Open vs. Closed, a concrete example.

So, over the past couple of years, writers and novelists have been talking (and fretting) about the future of their livlihoods, vis a vis the rise of ereaders and the newfound ability of new and untested creators to forge their own path outside the traditional publishing circles.

It all sounds very much like the webcomics debate that’s been going on for over a decade now, but I’m not sure if the traditional authors side has anyone as vehemently opposed to the future as a Ted Rall or Wiley Miller.

There is, however, one big difference between webcomcs and indy books, that authors would do well to keep in mind:

The World Wide Web.

Tim Berners-Lee and the others at CERN who developed the Web were enlightened enough to donate the technology to the public domain. Anyone can use it, and everyone does. Even those few webcomic collectives that have tried to hide their offerings behind a subscription paywall have done so using the Web.

The only barriers to entry on a webcomic are the creativity and drive of the individual cartoonist, and the only stumbling blocks to a successful run are persistence and bandwidth costs.

Indy ebooks, on the other hand? Sure, you can find them for sale on the Web, but they’re not really of the Web. Their existence, at least at the moment, has everything to do with the self-interest of Amazon and Barnes and Noble.

But mostly Amazon.

This may prove to juse be worst-case-scenario speculation on my part, but I can see either bookstore deciding that the terms they’ve been offering indy authors are far too generous, and that it’s time to stop leaving money on the table. What one does, the other will duplicate. That, or one of the major publishers decides to strong-arm them, offering their upcoming guaranteed bestsellers ebook versions to the stores that drop the indy titles.

Either way, it’s gonna hurt.

Solutions? Authors need to find exposure beyond the closed platforms of the bookstores, above and beyond personal blogs, guest blogging, and banner ads. Something like Comic Rocket or The Webcomic List. A directory specifically for independant authors, organized by genre, content, and the like, to let readers find out what’s out there.

I think there’s a market for it.

A Peek Behind the Curtain

This is something I’ve wanted to do periodically, provide a bit of running commentary on a just-completed week over at TRU-Life Adventures.

Most of this week was spent with Bob on his own in the storeroom, with nobody to cover his lunch. Not a new idea, but this week was the first time it’s been mentioned as happening outside the confines of an incredible simulation.

It’s not one of those things I made up.

Back when I was at the toy store, it was fairly common during the slowest days of the slowest months to run with a skeleton crew. Which meant only one person available to bring Big Ticket merchandise out to waiting customers. And that happened to be often enough to remember it even now, over a decade later.

Not bitter, seriously.

See, unlike what happens to Bob, the various management teams were really good about making sure backup was available for breaks or the slim chance things got busy. Including coming back and helping out, if necessary. There’s a reason I’ve tried to make even Kendall a sympathetic character.

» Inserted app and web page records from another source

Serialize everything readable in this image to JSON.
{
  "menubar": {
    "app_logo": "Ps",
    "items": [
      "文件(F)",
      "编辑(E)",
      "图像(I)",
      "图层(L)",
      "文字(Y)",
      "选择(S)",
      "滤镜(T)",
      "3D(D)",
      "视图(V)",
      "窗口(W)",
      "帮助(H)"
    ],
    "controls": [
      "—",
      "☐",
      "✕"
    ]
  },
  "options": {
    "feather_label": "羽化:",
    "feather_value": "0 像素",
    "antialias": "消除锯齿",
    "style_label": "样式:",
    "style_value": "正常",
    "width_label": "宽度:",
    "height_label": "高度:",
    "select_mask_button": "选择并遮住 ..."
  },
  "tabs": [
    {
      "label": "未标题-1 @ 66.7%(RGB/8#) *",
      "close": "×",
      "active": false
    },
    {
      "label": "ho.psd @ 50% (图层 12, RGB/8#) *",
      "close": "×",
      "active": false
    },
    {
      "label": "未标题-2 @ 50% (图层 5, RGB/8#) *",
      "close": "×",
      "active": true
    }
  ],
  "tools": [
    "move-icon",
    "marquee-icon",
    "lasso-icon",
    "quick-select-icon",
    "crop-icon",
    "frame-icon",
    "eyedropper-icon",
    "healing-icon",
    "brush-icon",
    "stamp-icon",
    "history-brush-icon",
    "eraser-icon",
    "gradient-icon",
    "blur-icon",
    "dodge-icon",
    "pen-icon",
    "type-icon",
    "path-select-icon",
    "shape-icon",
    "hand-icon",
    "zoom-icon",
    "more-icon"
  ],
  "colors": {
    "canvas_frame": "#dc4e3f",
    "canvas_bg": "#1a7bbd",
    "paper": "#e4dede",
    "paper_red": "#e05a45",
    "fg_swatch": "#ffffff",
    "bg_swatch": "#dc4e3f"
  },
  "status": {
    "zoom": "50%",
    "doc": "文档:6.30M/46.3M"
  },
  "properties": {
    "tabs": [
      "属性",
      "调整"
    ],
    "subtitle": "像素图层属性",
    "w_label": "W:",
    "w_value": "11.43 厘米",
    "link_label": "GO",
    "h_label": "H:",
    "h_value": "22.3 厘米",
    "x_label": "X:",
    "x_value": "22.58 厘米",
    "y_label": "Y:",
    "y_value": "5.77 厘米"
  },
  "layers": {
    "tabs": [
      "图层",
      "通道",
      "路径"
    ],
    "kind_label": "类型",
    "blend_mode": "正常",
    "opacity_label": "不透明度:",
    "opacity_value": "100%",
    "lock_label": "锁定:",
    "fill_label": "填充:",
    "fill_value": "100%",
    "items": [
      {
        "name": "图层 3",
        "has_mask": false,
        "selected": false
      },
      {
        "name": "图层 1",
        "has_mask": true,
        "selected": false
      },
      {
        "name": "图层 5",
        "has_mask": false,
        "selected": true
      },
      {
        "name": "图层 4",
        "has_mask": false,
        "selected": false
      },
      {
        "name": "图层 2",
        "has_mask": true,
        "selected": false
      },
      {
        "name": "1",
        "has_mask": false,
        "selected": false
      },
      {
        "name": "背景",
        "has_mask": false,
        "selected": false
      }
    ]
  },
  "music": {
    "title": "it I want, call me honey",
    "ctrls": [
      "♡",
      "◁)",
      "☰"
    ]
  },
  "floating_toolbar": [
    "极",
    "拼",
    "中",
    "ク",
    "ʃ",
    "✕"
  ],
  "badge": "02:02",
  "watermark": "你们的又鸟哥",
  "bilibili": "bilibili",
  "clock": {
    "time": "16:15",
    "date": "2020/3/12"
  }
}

Besides, being the only person back there also meant I wasn’t being subjected to cries of “Hey, Good Buddy!” Just sayin’.